Now that we’ve moved to a hot, dry climate, we couldn’t wait to grow melons – watermelons and canteloupes. We even bought a popsicle-making kit to handle the harvest overflow (Gigi loves watermelon popsicles). All our melon seeds were purchased at the Seed Bank in Petaluma.
Alas, not all the melons we planted produced sweet, juicy fruit we had anticipated. And despite the incredible vigor of these plants, we did not get as much fruit as we had hoped (so much for those popsicles). Here’s our Plangarden raised bed layout that shows what we planted.
“Far North”, suggests that it can be grown in higher latitudes that have shorter growing seasons. Our patch first produced fruit in early July. They looked beautiful. Perhaps we harvested them too late (early- to mid-August), but the puny, starchy canteloupes were like a hybrid of styrofoam and an Idaho potato. We’d probably try them again next year and see what happens if we harvest them earlier. But these melons are so small, less than single serving, and not really worth the effort.
“Golden Midget” got us all excited. They are beautiful 4-5 lb. watermelons that start out green and then turn deep yellow once they’re ripe. While they were certainly juicy, they lacked any kind of sweetness you’d expect from a home-grown melon. We were sad to admit that the supermarket melons were far superior.
“Honeydew Orange Flesh” was the winner. Biting into the firm, honeydew-type orange flesh feels so sinful – it’s like candy, but not sickeningly sweet. And a close second is “Charentais”, a much smaller fruit with the lighter flesh of a canteloupe.

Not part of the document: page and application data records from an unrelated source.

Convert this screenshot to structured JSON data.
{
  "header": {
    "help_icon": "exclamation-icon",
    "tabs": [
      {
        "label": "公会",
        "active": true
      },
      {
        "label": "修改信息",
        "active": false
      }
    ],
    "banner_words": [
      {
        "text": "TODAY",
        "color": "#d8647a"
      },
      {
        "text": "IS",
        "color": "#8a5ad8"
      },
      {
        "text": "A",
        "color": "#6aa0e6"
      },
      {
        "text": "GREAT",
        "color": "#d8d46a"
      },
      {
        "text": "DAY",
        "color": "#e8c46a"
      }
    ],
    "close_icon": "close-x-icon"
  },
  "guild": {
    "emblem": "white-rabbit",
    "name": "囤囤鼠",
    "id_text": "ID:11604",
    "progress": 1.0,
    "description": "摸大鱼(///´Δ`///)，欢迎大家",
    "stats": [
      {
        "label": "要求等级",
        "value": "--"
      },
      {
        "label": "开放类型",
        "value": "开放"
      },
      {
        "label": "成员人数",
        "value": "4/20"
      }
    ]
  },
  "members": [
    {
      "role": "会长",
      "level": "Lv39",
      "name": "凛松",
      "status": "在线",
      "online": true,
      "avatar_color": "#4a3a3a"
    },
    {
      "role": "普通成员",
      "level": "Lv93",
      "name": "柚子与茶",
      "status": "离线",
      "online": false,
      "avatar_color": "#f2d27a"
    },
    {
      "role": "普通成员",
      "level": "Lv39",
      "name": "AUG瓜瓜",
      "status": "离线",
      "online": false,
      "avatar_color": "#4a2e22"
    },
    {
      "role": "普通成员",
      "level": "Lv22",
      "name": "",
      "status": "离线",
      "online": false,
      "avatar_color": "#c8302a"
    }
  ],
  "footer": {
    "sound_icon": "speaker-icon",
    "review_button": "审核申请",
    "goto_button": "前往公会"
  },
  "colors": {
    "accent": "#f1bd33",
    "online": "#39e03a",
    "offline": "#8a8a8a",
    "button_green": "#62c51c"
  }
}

We had problems trying to start “Sugar Lee” from seed, and unlike the other melons, it took 2-3 attempts to finally get a plant to grow. We have one fruit (just one!) which looks like it’ll be about 8 lbs. The jury’s still out but I doubt this can outdo our winners.
What could we have done wrong with the other melons? Did we overwater them? Perhaps. But how does this account for the success with the other melons? We did start the plants in rich soil with lots of seasoned horse manure, and fertilized them regularly.
If you grew melons this year, let us know which varieties you loved. And we’d appreciate any tips on improving flavor and harvest 🙂 !